Mix thoroughly, ready for immediate use.

If you are assembling any wood parts which are required to move against other wood parts; i.e., bearings, drawer slides, whimsies, &c. ALWAYS use dissimilar types of wood working against each other, the woods will wear better and stick less. The best example of this I can think of is many years ago, in the Boy Scouts, I was taught that to make a fire by friction (bow or hand drill against a fire board - rubbing two sticks together can't work) to use a hard against a soft wood. I gave up after considerable effort in abject failure.

Many years later I learned from a group of experimental historians that only matching woods work; the softer the better; western red cedar or cottonwood, dry and well seasoned, are good choices.

The point is that similar woods bind and increase friction when worked together a hard against a soft resists friction. In this regard hard versus soft refers to the properties of the wood not necessarily deciduous vs. conifers. More about all of this later.

Three old lubricants will solve your stickiest shop problems. Sweet Oyl (olive oil) is used to coat metal tool parts for lubrication and rust prevention; it won't stick and gum like linseed oil and you don't risk staining the wood like with petroleum based oils.
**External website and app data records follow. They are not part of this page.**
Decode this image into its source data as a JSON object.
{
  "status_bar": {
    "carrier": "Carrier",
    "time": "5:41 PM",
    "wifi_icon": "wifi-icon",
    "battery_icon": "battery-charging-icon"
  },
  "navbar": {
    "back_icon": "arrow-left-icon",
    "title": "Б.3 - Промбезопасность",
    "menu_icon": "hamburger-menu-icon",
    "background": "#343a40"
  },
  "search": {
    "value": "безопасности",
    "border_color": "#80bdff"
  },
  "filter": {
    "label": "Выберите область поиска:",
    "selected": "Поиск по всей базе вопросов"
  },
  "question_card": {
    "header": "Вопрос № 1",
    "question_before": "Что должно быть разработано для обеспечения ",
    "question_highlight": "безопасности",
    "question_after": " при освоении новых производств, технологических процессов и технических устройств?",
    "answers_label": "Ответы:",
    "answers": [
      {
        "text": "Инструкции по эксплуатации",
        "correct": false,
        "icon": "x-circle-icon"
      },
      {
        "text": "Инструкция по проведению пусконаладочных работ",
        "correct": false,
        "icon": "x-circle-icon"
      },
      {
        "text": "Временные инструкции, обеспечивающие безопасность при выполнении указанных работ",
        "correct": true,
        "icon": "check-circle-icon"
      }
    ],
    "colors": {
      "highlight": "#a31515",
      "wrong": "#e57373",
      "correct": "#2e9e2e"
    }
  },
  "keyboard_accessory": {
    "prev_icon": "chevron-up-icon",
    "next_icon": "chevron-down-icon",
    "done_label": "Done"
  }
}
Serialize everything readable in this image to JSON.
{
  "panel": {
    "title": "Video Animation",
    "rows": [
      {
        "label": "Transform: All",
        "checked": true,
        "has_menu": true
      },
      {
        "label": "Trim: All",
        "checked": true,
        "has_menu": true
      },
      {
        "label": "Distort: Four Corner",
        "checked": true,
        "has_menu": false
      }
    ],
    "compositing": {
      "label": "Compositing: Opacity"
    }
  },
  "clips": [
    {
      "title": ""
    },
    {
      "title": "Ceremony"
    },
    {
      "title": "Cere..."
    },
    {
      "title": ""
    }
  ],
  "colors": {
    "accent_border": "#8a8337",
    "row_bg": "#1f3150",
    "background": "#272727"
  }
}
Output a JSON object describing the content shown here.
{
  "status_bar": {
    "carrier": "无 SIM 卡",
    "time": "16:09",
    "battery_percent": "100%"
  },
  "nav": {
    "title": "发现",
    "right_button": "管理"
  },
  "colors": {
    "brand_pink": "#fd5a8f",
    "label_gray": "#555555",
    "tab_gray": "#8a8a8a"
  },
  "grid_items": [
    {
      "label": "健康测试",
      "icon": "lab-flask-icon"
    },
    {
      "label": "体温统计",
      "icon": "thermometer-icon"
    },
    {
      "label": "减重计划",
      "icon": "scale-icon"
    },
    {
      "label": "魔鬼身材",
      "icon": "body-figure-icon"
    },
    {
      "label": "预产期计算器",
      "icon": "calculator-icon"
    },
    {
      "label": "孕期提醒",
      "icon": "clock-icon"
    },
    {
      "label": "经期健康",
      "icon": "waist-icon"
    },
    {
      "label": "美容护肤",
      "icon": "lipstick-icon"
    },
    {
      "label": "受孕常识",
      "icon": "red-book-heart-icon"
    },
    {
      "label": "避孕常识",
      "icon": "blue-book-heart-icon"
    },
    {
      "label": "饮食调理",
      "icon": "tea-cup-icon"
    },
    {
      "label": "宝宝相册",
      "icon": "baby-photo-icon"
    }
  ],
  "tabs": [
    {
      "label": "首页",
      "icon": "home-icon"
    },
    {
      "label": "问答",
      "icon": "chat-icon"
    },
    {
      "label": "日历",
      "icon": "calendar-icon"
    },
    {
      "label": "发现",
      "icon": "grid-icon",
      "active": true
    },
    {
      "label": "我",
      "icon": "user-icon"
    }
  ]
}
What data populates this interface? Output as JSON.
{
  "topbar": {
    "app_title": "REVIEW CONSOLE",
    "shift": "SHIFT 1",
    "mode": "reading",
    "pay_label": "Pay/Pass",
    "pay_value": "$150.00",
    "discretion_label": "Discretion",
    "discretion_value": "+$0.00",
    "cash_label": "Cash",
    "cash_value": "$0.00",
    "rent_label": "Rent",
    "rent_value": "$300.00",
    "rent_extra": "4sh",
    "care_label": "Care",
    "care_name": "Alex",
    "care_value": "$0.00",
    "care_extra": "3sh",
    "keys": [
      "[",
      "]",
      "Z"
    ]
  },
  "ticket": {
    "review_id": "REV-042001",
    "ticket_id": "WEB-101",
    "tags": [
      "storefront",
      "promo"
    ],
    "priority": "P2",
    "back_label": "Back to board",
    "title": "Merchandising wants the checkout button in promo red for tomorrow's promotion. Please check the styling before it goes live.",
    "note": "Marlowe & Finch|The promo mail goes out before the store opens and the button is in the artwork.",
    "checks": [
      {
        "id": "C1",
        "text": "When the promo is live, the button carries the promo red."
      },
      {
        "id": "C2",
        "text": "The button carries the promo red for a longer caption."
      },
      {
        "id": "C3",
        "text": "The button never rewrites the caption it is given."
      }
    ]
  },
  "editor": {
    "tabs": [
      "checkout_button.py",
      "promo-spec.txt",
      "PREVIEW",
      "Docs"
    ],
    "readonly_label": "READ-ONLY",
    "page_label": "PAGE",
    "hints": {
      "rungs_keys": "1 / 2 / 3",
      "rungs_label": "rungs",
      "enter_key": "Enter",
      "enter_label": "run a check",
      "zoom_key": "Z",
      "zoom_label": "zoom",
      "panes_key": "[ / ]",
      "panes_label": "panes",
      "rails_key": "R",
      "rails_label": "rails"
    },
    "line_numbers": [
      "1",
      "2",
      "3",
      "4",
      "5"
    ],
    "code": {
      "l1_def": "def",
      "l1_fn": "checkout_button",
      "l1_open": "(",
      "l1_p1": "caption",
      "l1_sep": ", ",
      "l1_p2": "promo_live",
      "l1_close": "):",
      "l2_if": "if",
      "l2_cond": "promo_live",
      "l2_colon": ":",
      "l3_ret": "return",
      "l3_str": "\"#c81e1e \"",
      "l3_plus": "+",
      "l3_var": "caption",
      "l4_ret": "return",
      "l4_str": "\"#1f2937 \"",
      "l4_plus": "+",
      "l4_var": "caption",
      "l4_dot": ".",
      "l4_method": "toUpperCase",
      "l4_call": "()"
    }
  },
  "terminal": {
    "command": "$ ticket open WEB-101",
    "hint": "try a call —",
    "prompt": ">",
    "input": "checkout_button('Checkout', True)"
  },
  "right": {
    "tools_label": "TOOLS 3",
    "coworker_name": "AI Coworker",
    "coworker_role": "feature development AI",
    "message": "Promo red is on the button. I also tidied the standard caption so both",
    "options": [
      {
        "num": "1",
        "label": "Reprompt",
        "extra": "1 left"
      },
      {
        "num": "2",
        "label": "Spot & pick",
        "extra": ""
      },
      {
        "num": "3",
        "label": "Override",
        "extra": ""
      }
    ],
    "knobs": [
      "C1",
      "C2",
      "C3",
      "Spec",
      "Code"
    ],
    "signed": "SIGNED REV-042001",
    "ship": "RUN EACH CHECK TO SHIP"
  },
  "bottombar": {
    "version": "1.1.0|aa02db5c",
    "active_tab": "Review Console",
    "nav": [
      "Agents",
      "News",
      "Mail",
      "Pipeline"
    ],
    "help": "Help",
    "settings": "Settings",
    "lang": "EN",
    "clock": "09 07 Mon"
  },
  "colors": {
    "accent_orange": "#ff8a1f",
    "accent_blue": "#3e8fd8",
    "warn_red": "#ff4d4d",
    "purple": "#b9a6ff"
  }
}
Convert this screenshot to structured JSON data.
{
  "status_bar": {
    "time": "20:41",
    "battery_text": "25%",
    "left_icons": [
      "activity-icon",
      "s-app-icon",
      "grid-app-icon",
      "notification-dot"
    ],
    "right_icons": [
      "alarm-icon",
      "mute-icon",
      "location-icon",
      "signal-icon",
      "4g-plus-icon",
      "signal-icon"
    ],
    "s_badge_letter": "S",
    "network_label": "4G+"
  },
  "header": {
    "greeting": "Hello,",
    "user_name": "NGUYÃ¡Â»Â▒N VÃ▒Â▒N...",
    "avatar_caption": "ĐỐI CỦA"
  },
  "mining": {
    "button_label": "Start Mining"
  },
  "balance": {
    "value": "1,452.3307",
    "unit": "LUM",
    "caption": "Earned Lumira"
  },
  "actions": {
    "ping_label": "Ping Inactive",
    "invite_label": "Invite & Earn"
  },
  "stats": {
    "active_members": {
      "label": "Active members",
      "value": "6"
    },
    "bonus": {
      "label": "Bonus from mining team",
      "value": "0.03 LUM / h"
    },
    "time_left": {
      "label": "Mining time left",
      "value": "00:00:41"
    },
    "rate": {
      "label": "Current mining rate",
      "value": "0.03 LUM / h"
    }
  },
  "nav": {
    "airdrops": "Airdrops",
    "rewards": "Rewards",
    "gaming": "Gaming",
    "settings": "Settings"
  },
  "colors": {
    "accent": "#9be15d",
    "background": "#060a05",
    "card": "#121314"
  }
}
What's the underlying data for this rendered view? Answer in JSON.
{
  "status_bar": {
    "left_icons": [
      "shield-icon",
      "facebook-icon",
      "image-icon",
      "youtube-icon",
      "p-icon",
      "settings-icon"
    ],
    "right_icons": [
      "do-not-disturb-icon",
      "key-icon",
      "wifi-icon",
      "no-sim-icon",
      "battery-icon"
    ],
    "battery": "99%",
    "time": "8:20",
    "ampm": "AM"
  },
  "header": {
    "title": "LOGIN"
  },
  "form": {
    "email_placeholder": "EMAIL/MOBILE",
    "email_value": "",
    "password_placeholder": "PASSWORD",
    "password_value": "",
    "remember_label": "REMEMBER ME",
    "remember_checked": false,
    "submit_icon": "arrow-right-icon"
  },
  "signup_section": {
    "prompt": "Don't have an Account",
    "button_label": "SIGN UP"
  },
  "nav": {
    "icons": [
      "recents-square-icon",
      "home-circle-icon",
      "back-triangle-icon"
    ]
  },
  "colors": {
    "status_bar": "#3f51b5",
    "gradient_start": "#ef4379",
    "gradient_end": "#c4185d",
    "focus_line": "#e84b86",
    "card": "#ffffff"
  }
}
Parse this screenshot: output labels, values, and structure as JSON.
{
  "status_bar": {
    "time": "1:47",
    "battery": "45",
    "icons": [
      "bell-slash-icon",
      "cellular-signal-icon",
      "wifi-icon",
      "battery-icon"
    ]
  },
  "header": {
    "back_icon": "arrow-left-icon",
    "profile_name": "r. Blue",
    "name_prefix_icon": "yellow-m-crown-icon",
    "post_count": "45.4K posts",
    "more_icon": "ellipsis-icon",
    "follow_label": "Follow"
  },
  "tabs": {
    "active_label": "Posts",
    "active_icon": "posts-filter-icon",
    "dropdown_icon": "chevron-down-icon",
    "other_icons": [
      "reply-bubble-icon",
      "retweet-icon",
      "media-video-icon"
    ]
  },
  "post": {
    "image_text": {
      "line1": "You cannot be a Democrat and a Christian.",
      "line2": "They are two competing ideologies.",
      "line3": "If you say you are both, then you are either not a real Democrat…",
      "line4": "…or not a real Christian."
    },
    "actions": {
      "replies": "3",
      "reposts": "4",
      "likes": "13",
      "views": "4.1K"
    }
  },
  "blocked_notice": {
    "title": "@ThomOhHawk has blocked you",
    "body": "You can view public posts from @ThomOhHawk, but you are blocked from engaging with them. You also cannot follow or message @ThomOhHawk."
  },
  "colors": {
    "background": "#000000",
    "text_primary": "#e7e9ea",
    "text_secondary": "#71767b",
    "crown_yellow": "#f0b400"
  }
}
If cutting edges (saws, drills, augers, plane irons, chisels, &c.) are first pulled through a chunk of beeswax to coat the edge the work will be eased; screws drive easier if threads are first coated.

A cake of lye soap is handy to lubricate sticky drawer glides and other wood against wood bearing surfaces where the maker used similar woods bearing against each other.

Rosin is useful for increasing friction.

Sweet oyl

lye soap


tallow is also useful if you like it.

All that's needed in a traditional wood shop for lubrication.